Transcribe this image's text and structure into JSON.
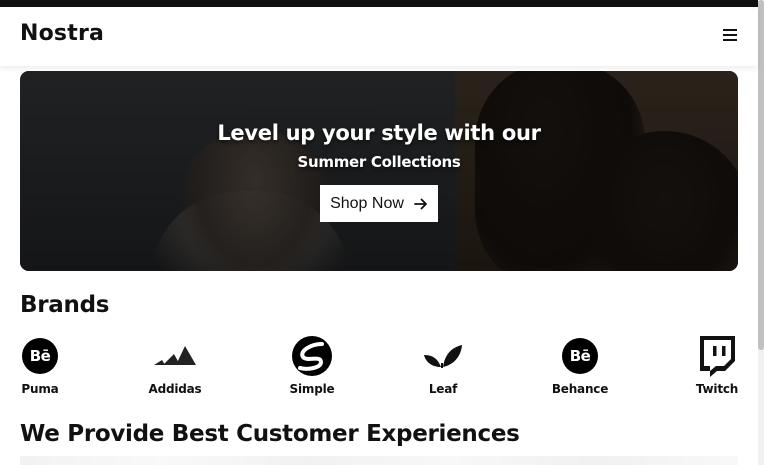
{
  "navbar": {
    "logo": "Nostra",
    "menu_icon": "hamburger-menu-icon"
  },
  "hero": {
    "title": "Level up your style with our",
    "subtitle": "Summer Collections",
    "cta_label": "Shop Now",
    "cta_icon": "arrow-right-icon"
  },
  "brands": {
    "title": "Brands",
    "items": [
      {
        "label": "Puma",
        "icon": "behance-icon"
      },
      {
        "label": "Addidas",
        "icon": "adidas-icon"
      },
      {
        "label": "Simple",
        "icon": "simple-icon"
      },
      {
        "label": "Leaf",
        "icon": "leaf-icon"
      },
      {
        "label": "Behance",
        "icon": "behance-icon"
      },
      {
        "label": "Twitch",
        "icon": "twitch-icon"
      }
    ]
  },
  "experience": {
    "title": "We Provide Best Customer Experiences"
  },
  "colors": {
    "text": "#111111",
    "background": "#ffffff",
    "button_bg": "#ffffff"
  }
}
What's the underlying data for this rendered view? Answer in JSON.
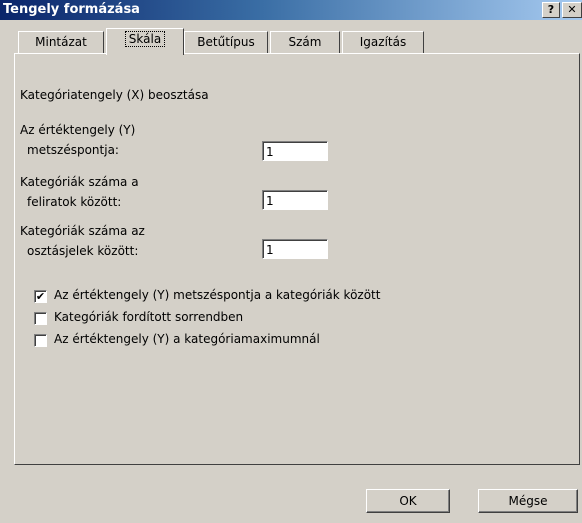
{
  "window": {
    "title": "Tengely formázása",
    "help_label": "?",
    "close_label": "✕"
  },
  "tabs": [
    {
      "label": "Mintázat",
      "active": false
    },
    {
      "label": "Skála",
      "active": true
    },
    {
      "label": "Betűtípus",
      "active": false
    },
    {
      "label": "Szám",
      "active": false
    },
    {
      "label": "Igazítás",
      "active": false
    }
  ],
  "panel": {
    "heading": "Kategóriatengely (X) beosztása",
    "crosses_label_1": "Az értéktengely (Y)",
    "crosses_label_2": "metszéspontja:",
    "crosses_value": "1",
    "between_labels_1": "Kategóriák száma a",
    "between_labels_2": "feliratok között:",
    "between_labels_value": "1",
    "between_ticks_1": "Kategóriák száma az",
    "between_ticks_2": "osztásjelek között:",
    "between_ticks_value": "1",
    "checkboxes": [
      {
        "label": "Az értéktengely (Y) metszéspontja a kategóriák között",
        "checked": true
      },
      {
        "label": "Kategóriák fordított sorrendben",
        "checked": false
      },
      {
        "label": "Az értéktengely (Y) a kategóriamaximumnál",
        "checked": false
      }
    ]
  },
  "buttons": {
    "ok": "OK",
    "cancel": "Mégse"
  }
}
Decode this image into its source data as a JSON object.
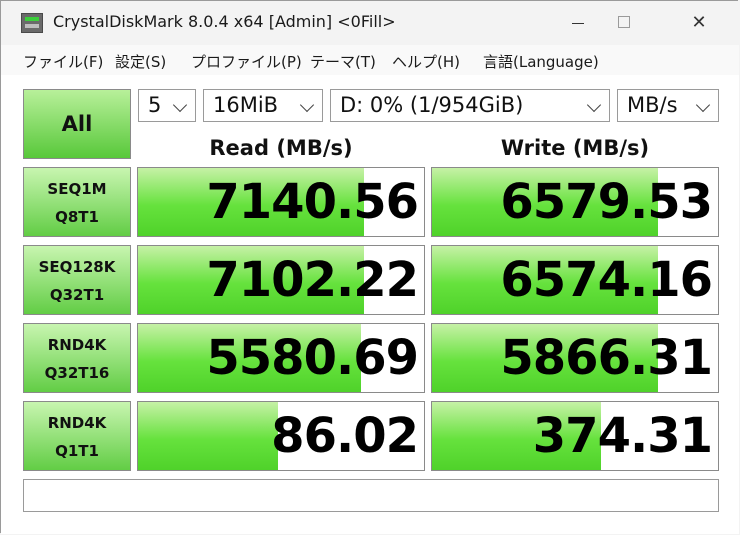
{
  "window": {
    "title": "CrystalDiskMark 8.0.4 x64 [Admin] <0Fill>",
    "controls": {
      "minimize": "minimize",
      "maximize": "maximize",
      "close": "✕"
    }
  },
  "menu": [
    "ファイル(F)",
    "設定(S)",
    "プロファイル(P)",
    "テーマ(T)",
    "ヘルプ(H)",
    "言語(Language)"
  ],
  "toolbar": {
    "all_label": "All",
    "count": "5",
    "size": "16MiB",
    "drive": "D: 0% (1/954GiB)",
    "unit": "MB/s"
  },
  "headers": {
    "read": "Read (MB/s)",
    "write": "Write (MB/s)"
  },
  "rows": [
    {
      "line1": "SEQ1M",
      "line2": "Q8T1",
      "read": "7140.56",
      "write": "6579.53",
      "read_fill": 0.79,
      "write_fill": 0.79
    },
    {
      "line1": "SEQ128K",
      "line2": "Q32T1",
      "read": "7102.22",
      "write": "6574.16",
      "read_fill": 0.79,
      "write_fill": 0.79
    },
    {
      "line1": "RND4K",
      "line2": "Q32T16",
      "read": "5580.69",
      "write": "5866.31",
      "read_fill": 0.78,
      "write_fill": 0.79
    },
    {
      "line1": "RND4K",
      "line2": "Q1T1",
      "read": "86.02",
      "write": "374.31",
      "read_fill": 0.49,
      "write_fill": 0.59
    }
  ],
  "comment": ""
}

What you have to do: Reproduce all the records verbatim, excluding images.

Expected output:
Transcribe this image's text and structure into JSON.
{
  "navbar": {
    "logo": "Nostra",
    "menu_icon": "hamburger-menu-icon"
  },
  "hero": {
    "title": "Level up your style with our",
    "subtitle": "Summer Collections",
    "cta_label": "Shop Now",
    "cta_icon": "arrow-right-icon"
  },
  "brands": {
    "title": "Brands",
    "items": [
      {
        "label": "Puma",
        "icon": "behance-icon"
      },
      {
        "label": "Addidas",
        "icon": "adidas-icon"
      },
      {
        "label": "Simple",
        "icon": "simple-icon"
      },
      {
        "label": "Leaf",
        "icon": "leaf-icon"
      },
      {
        "label": "Behance",
        "icon": "behance-icon"
      },
      {
        "label": "Twitch",
        "icon": "twitch-icon"
      }
    ]
  },
  "experience": {
    "title": "We Provide Best Customer Experiences"
  },
  "colors": {
    "text": "#111111",
    "background": "#ffffff",
    "button_bg": "#ffffff"
  }
}
What's the underlying data for this rendered view? Answer in JSON.
{
  "window": {
    "title": "Tengely formázása",
    "help_label": "?",
    "close_label": "✕"
  },
  "tabs": [
    {
      "label": "Mintázat",
      "active": false
    },
    {
      "label": "Skála",
      "active": true
    },
    {
      "label": "Betűtípus",
      "active": false
    },
    {
      "label": "Szám",
      "active": false
    },
    {
      "label": "Igazítás",
      "active": false
    }
  ],
  "panel": {
    "heading": "Kategóriatengely (X) beosztása",
    "crosses_label_1": "Az értéktengely (Y)",
    "crosses_label_2": "metszéspontja:",
    "crosses_value": "1",
    "between_labels_1": "Kategóriák száma a",
    "between_labels_2": "feliratok között:",
    "between_labels_value": "1",
    "between_ticks_1": "Kategóriák száma az",
    "between_ticks_2": "osztásjelek között:",
    "between_ticks_value": "1",
    "checkboxes": [
      {
        "label": "Az értéktengely (Y) metszéspontja a kategóriák között",
        "checked": true
      },
      {
        "label": "Kategóriák fordított sorrendben",
        "checked": false
      },
      {
        "label": "Az értéktengely (Y) a kategóriamaximumnál",
        "checked": false
      }
    ]
  },
  "buttons": {
    "ok": "OK",
    "cancel": "Mégse"
  }
}
Decode this image into its source data as a JSON object.
{
  "window": {
    "title": "CrystalDiskMark 8.0.4 x64 [Admin] <0Fill>",
    "controls": {
      "minimize": "minimize",
      "maximize": "maximize",
      "close": "✕"
    }
  },
  "menu": [
    "ファイル(F)",
    "設定(S)",
    "プロファイル(P)",
    "テーマ(T)",
    "ヘルプ(H)",
    "言語(Language)"
  ],
  "toolbar": {
    "all_label": "All",
    "count": "5",
    "size": "16MiB",
    "drive": "D: 0% (1/954GiB)",
    "unit": "MB/s"
  },
  "headers": {
    "read": "Read (MB/s)",
    "write": "Write (MB/s)"
  },
  "rows": [
    {
      "line1": "SEQ1M",
      "line2": "Q8T1",
      "read": "7140.56",
      "write": "6579.53",
      "read_fill": 0.79,
      "write_fill": 0.79
    },
    {
      "line1": "SEQ128K",
      "line2": "Q32T1",
      "read": "7102.22",
      "write": "6574.16",
      "read_fill": 0.79,
      "write_fill": 0.79
    },
    {
      "line1": "RND4K",
      "line2": "Q32T16",
      "read": "5580.69",
      "write": "5866.31",
      "read_fill": 0.78,
      "write_fill": 0.79
    },
    {
      "line1": "RND4K",
      "line2": "Q1T1",
      "read": "86.02",
      "write": "374.31",
      "read_fill": 0.49,
      "write_fill": 0.59
    }
  ],
  "comment": ""
}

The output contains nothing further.